The ability of the federal government to put an individual in peril of the law is virtually unlimited. Congress can force a celebrity to testify on matters that are of no material interest to the nation’s legislature. If the individual refuses to play along with the morality play narrative desired by the politicians who seize the spotlight, they can be charged with obstruction of justice or perjury and then paraded before a federal court and jailed. But sometimes the egregious nature of this charade is so great that the process is exposed as a sham. That is what happened on Monday when the Justice Department’s second attempt to imprison former baseball great Roger Clemens collapsed as he was acquitted on all six counts relating to his testimony before Congress on steroid use.

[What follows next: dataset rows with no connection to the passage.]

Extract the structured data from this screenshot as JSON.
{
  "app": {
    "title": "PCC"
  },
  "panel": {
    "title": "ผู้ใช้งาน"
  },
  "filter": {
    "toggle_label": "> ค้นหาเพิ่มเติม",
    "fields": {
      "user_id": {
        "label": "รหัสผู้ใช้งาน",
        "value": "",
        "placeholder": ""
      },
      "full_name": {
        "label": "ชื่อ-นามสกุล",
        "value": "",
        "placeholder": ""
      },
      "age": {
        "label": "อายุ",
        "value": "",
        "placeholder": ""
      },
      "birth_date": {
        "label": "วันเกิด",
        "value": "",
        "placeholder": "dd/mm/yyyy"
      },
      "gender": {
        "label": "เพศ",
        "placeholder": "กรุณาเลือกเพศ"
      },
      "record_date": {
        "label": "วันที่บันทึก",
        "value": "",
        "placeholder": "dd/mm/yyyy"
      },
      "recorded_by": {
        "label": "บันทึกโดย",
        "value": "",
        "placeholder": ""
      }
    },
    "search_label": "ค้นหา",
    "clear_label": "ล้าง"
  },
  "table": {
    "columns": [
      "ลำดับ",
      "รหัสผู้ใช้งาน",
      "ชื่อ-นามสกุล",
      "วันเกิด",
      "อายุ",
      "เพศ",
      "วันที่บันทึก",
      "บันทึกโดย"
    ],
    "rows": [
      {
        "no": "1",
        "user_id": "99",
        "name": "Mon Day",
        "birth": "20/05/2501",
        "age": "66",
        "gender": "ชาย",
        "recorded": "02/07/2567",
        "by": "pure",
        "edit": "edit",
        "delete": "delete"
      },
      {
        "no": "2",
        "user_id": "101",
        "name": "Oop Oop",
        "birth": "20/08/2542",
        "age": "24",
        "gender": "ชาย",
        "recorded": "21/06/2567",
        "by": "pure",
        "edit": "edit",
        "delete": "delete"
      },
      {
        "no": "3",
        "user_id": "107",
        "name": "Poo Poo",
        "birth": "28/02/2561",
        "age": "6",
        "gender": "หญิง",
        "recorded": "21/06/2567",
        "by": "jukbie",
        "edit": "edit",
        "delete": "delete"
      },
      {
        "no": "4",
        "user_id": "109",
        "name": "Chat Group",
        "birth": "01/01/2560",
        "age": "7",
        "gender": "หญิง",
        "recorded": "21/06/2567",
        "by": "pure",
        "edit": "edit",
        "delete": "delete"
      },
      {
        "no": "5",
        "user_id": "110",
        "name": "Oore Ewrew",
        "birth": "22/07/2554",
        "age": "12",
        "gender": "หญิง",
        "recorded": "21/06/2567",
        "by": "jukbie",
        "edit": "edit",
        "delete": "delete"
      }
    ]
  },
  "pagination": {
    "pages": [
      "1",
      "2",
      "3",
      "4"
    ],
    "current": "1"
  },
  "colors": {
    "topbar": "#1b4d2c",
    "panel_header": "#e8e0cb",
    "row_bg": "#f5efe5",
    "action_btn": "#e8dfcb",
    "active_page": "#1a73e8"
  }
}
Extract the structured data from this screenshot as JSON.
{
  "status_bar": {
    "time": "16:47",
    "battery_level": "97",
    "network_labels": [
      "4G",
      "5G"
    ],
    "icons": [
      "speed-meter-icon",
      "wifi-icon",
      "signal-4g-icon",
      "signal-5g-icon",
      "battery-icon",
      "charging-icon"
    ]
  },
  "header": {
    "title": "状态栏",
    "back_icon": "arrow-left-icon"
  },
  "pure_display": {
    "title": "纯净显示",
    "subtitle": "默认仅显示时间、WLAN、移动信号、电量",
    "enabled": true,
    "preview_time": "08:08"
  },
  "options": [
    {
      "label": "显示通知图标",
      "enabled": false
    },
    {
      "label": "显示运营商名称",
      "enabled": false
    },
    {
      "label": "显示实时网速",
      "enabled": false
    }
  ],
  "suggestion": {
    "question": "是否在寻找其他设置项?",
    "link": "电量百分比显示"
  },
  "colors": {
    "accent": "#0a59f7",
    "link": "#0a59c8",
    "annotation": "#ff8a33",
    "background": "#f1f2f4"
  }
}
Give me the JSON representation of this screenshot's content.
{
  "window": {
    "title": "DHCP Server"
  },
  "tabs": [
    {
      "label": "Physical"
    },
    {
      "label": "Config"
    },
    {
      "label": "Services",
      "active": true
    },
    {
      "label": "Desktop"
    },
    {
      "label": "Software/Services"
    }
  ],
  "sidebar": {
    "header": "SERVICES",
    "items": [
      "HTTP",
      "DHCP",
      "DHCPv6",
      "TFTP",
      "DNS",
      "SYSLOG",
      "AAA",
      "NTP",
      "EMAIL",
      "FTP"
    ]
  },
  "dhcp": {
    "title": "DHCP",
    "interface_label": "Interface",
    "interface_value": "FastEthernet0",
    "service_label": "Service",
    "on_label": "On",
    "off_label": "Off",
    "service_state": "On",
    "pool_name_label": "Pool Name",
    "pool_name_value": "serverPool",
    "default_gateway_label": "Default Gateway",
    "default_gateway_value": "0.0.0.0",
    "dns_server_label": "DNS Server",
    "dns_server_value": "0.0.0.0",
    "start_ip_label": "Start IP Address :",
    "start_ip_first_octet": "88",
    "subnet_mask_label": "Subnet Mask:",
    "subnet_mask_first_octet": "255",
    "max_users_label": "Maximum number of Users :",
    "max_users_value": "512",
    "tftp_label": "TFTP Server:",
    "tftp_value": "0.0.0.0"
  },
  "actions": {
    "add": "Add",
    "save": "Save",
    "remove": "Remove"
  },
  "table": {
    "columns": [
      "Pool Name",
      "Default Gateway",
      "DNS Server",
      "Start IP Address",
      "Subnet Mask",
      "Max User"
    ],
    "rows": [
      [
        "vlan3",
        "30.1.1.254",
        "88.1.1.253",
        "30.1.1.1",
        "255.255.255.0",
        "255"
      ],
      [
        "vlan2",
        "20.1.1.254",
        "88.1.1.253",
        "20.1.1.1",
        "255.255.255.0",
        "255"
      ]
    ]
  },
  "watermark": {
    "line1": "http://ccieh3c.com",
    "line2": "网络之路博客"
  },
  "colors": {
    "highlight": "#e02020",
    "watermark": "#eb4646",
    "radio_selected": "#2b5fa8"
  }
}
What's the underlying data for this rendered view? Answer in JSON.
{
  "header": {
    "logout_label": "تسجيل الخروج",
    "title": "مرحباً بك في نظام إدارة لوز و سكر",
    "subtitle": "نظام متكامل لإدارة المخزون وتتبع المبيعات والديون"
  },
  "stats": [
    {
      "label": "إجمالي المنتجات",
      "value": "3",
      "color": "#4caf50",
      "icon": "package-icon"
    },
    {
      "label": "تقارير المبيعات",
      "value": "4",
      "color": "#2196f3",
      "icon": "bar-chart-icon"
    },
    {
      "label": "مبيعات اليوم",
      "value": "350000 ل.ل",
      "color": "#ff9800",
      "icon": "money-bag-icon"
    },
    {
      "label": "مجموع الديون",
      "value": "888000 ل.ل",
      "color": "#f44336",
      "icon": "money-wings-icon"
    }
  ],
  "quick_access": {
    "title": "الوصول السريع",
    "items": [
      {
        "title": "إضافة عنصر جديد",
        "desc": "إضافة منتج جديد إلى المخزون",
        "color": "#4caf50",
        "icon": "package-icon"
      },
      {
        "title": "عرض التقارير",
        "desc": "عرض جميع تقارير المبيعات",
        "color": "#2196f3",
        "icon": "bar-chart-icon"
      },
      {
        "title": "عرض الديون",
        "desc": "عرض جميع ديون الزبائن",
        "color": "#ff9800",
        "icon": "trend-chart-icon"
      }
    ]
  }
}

The Clemens farce was perhaps the worst example of a series of recent federal prosecutions of celebrities, including a few relating to steroids. As was the case with Martha Stewart, Barry Bonds and John Edwards, the only reason Clemens found himself in the crosshairs of the government was because he was rich and personally unpopular, a formula that has always presented an irresistible target to prosecutors. The case against Clemens was particularly flimsy, a point that was amply demonstrated last summer when the first attempt to try him ended in a mistrial. It was obvious then that the only sensible course was to abandon the prosecution, but instead, the Justice Department doubled down on the insanity, and the result was another go round that took nine full weeks and wasted millions more of the people’s money. But the problem here isn’t just that they failed, but that there was no real underlying crime in question, rendering the entire exercise an embarrassment.